Identify all lines below that hold "prompt" and collect them.

- - - - - - -

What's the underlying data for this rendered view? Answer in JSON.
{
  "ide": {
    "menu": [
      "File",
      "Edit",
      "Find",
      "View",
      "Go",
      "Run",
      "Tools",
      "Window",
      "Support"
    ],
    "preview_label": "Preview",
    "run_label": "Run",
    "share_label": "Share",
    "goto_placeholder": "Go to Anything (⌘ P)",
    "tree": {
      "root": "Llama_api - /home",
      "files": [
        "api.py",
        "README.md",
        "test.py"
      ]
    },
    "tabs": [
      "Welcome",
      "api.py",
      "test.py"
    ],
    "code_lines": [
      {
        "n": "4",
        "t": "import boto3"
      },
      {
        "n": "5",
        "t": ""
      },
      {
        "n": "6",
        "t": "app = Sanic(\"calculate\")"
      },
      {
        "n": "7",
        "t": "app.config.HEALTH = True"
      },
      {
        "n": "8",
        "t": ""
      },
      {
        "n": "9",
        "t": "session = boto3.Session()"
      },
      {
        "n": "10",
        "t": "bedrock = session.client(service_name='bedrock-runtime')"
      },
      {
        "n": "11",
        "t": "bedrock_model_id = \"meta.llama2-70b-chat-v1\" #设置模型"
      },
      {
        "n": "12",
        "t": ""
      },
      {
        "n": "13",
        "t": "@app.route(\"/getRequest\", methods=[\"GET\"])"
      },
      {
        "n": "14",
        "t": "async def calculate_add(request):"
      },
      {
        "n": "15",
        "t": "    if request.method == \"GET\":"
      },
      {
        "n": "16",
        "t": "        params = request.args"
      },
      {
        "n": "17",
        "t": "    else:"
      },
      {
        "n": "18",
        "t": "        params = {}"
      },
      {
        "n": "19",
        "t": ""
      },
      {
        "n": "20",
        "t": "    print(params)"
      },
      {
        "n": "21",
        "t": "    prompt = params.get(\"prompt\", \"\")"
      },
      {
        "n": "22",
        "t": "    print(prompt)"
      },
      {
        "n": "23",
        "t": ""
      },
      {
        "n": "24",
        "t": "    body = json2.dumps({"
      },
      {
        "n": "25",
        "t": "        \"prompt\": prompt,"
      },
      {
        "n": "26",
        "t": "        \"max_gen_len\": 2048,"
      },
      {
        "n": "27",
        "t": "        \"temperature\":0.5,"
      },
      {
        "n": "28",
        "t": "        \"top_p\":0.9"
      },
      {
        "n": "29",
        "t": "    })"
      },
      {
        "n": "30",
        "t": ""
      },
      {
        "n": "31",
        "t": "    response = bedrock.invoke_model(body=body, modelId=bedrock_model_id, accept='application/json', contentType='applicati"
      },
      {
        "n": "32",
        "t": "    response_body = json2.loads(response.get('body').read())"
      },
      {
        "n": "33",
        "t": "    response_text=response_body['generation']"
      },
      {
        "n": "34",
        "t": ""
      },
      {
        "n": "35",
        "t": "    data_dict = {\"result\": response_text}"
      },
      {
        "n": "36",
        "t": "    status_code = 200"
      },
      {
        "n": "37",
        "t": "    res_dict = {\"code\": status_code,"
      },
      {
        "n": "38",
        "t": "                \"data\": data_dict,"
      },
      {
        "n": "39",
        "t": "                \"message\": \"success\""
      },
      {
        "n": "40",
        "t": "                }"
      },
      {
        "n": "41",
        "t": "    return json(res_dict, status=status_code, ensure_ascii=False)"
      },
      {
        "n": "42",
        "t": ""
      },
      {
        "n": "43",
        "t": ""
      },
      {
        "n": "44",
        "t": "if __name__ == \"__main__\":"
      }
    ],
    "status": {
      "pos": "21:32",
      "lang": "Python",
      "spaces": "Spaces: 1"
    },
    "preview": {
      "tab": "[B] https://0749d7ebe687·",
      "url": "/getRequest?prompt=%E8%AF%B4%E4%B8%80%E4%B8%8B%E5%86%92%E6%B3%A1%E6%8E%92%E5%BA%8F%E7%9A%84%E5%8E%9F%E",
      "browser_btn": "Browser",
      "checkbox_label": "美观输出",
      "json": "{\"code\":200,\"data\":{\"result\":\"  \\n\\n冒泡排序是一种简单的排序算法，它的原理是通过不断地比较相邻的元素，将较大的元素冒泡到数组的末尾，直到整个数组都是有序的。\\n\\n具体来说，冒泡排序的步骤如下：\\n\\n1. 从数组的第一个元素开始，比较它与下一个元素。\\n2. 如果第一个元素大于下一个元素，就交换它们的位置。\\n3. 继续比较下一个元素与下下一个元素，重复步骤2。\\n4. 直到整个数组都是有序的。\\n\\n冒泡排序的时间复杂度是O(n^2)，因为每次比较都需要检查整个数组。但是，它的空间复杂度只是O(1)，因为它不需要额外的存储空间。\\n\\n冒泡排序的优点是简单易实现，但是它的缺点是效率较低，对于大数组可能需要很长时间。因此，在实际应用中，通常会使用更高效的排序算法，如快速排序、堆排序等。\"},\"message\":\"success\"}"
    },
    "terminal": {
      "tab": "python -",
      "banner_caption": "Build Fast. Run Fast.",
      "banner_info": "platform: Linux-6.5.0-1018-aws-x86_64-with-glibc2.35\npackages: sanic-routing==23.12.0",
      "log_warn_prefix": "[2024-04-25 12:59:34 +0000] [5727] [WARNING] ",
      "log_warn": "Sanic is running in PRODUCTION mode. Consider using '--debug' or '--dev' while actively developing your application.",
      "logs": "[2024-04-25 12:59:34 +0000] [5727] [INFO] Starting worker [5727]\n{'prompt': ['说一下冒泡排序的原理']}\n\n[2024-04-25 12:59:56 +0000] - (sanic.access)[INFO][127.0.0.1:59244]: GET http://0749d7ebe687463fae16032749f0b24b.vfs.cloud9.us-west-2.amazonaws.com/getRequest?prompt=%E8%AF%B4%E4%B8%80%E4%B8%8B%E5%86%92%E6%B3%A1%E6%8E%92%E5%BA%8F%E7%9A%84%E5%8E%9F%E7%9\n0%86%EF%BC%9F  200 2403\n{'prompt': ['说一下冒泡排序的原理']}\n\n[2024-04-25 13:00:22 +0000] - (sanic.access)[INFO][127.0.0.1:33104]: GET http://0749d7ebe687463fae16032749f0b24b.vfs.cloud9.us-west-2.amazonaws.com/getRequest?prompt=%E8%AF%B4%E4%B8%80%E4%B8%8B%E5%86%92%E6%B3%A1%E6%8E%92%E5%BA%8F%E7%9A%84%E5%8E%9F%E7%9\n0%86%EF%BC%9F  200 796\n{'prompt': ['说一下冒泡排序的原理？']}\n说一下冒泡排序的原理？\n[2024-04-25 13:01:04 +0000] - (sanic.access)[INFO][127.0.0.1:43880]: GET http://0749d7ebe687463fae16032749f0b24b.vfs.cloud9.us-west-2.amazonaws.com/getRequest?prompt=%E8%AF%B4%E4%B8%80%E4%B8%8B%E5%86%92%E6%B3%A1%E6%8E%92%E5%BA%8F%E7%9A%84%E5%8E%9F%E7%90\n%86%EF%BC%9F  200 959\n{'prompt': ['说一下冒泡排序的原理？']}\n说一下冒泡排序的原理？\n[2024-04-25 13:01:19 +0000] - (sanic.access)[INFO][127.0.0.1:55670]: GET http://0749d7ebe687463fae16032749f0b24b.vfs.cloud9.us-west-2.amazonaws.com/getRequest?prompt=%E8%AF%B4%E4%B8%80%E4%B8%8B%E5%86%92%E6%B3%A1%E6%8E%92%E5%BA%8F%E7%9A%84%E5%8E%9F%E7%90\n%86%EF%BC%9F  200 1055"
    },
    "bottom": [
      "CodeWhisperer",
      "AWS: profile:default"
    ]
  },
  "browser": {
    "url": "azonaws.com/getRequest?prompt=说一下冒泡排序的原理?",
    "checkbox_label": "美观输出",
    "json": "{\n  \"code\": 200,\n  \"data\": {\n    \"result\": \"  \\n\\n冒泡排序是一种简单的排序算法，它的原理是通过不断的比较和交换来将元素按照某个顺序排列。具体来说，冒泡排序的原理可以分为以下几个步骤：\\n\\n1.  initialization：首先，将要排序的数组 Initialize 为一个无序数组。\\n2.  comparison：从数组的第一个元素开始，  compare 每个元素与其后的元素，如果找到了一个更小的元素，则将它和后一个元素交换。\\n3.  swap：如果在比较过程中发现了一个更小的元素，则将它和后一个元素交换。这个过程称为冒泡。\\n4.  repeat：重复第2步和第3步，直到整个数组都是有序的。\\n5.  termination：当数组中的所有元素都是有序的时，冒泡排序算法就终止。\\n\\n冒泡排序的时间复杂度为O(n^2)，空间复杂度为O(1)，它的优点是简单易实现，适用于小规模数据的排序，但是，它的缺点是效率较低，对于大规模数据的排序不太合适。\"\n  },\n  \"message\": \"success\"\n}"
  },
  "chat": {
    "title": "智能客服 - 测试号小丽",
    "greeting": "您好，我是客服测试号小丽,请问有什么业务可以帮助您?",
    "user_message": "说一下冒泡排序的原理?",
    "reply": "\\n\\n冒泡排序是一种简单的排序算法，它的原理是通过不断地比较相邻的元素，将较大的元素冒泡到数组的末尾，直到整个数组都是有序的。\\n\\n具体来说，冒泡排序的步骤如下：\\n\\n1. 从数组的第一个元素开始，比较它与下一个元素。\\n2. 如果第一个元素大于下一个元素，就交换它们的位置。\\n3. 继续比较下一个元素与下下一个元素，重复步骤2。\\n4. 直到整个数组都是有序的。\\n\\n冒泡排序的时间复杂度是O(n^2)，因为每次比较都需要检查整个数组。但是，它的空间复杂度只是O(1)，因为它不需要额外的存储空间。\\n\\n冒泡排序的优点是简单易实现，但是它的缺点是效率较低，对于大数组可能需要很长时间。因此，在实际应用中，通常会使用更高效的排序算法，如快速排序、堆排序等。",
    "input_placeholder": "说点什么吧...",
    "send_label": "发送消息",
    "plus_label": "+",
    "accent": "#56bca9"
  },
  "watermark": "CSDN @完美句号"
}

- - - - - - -

▶ [Answer below]:
        "t": "    prompt = params.get(\"prompt\", \"\")"
        "t": "    print(prompt)"
        "t": "        \"prompt\": prompt,"
      "url": "/getRequest?prompt=%E8%AF%B4%E4%B8%80%E4%B8%8B%E5%86%92%E6%B3%A1%E6%8E%92%E5%BA%8F%E7%9A%84%E5%8E%9F%E",
      "logs": "[2024-04-25 12:59:34 +0000] [5727] [INFO] Starting worker [5727]\n{'prompt': ['说一下冒泡排序的原理']}\n\n[2024-04-25 12:59:56 +0000] - (sanic.access)[INFO][127.0.0.1:59244]: GET http://0749d7ebe687463fae16032749f0b24b.vfs.cloud9.us-west-2.amazonaws.com/getRequest?prompt=%E8%AF%B4%E4%B8%80%E4%B8%8B%E5%86%92%E6%B3%A1%E6%8E%92%E5%BA%8F%E7%9A%84%E5%8E%9F%E7%9\n0%86%EF%BC%9F  200 2403\n{'prompt': ['说一下冒泡排序的原理']}\n\n[2024-04-25 13:00:22 +0000] - (sanic.access)[INFO][127.0.0.1:33104]: GET http://0749d7ebe687463fae16032749f0b24b.vfs.cloud9.us-west-2.amazonaws.com/getRequest?prompt=%E8%AF%B4%E4%B8%80%E4%B8%8B%E5%86%92%E6%B3%A1%E6%8E%92%E5%BA%8F%E7%9A%84%E5%8E%9F%E7%9\n0%86%EF%BC%9F  200 796\n{'prompt': ['说一下冒泡排序的原理？']}\n说一下冒泡排序的原理？\n[2024-04-25 13:01:04 +0000] - (sanic.access)[INFO][127.0.0.1:43880]: GET http://0749d7ebe687463fae16032749f0b24b.vfs.cloud9.us-west-2.amazonaws.com/getRequest?prompt=%E8%AF%B4%E4%B8%80%E4%B8%8B%E5%86%92%E6%B3%A1%E6%8E%92%E5%BA%8F%E7%9A%84%E5%8E%9F%E7%90\n%86%EF%BC%9F  200 959\n{'prompt': ['说一下冒泡排序的原理？']}\n说一下冒泡排序的原理？\n[2024-04-25 13:01:19 +0000] - (sanic.access)[INFO][127.0.0.1:55670]: GET http://0749d7ebe687463fae16032749f0b24b.vfs.cloud9.us-west-2.amazonaws.com/getRequest?prompt=%E8%AF%B4%E4%B8%80%E4%B8%8B%E5%86%92%E6%B3%A1%E6%8E%92%E5%BA%8F%E7%9A%84%E5%8E%9F%E7%90\n%86%EF%BC%9F  200 1055"
    "url": "azonaws.com/getRequest?prompt=说一下冒泡排序的原理?",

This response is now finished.